* WHAT IS BEING ASKED:
Among the records below, which lines contain the string "true"? Report them.

[Website and app data records]
>>>>
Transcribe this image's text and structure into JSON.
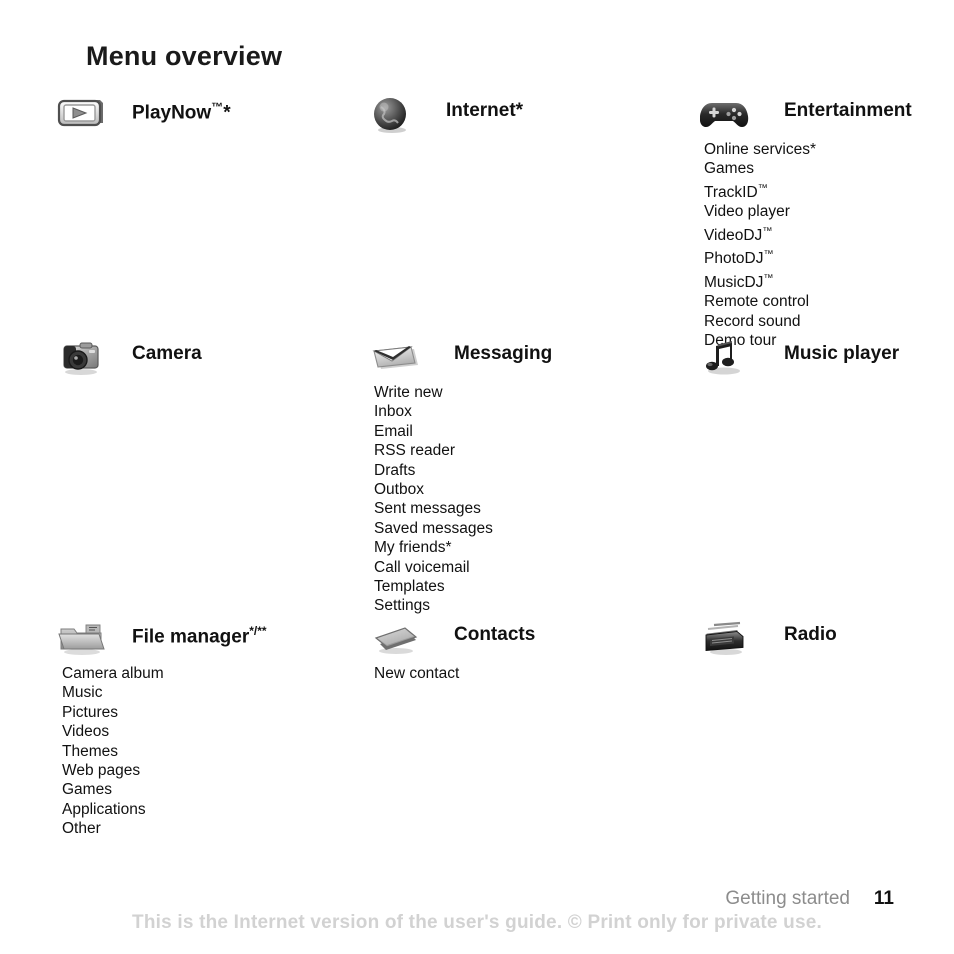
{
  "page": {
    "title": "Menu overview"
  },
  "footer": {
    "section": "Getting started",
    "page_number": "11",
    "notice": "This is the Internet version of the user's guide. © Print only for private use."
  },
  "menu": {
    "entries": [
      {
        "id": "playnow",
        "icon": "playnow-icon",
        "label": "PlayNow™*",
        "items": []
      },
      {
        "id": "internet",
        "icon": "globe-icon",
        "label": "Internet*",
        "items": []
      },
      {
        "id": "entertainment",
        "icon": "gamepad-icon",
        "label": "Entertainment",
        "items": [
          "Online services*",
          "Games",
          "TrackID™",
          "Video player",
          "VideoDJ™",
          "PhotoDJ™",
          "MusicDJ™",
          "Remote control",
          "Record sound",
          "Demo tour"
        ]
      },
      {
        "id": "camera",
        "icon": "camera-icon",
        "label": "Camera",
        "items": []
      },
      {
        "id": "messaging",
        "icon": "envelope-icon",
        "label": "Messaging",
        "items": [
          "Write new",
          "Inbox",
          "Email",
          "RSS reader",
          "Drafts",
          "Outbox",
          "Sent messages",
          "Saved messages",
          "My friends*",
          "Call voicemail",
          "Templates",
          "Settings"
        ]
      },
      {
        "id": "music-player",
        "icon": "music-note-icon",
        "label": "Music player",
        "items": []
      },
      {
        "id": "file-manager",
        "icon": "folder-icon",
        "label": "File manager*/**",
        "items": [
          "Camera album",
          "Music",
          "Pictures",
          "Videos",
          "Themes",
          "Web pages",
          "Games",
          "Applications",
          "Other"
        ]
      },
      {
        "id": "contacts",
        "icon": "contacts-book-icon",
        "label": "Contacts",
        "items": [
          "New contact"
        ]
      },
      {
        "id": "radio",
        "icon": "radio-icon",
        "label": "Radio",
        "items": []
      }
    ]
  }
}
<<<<
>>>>
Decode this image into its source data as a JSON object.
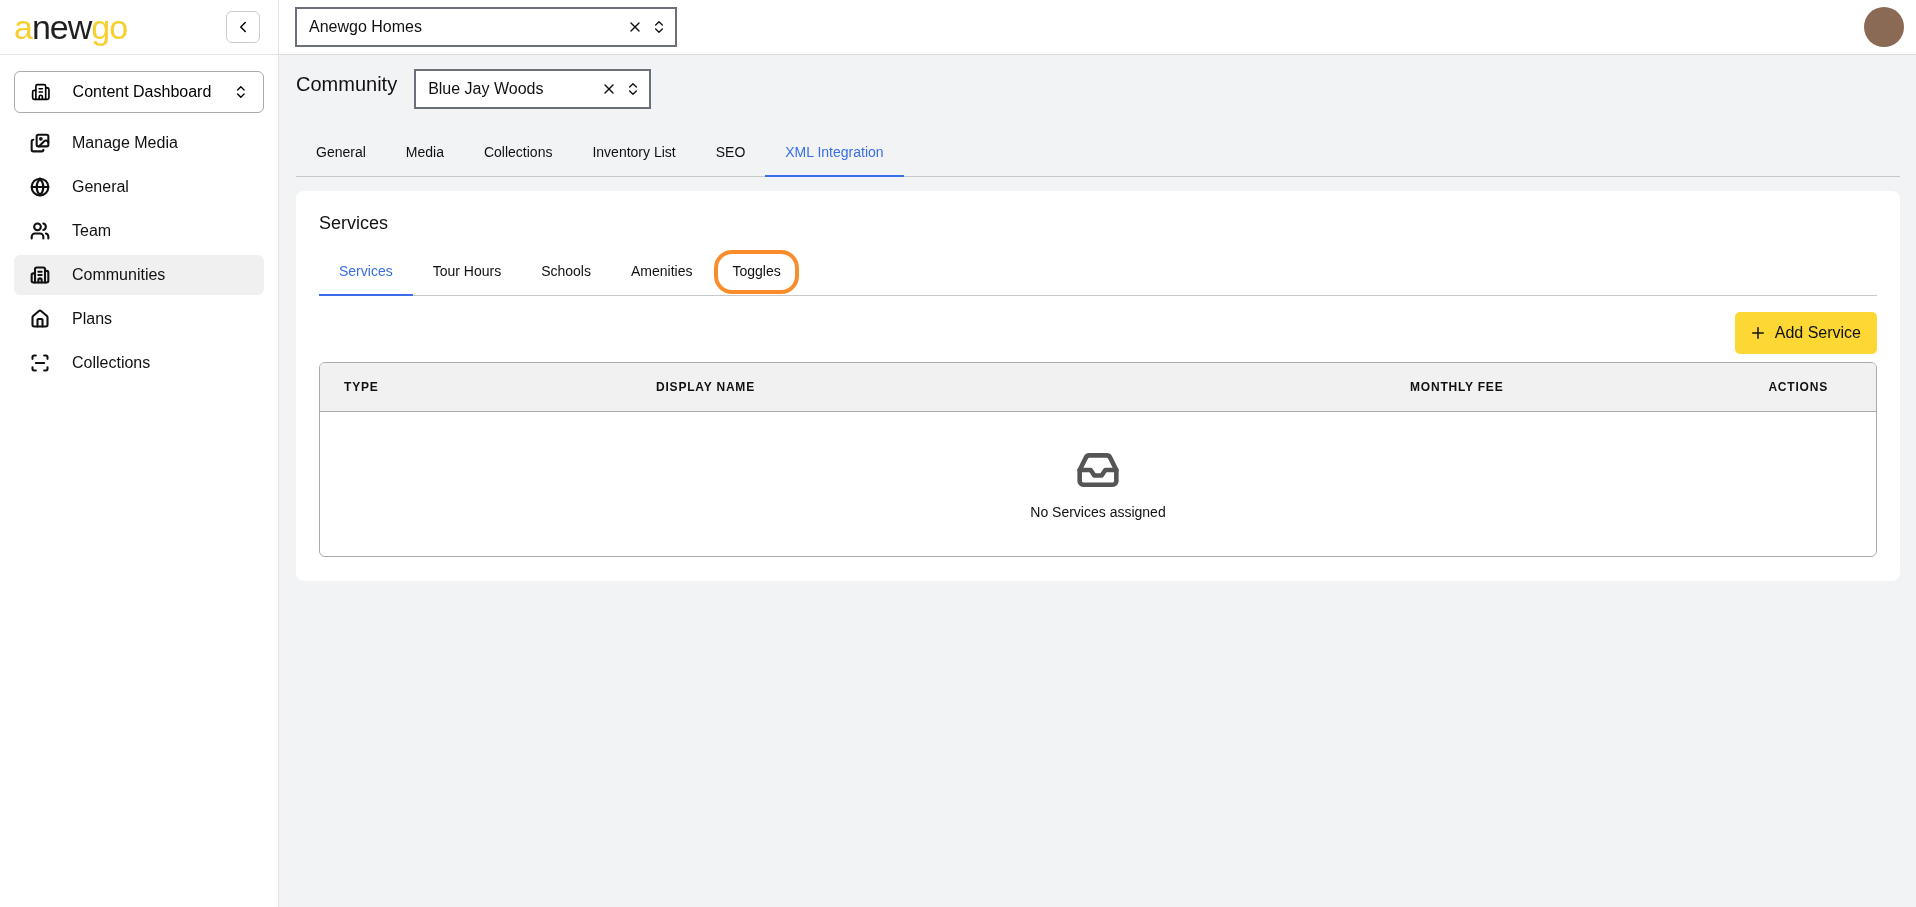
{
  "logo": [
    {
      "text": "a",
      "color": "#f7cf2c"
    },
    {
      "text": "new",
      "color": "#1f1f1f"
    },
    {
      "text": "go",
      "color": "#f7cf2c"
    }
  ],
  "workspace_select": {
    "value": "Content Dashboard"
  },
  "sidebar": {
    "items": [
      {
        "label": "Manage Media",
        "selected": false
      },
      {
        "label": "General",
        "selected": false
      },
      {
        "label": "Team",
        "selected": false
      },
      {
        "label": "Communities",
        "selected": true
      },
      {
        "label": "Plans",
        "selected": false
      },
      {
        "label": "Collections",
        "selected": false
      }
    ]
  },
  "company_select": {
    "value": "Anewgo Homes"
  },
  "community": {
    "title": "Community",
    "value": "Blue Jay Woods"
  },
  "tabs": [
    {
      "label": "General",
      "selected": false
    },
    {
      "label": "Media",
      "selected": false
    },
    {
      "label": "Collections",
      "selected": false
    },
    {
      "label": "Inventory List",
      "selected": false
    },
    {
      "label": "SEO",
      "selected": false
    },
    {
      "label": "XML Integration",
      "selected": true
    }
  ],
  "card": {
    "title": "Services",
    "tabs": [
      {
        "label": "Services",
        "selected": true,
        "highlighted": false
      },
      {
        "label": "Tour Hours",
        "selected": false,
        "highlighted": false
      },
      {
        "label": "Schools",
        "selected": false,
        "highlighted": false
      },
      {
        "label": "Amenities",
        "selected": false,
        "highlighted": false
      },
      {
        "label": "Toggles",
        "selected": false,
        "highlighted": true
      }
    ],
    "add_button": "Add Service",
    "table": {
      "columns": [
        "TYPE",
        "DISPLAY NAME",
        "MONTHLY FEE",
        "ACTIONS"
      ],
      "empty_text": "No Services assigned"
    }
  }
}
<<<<
* SOLUTION FOR THIS EXERCISE:
        "selected": true
      "selected": true
        "selected": true,
        "highlighted": true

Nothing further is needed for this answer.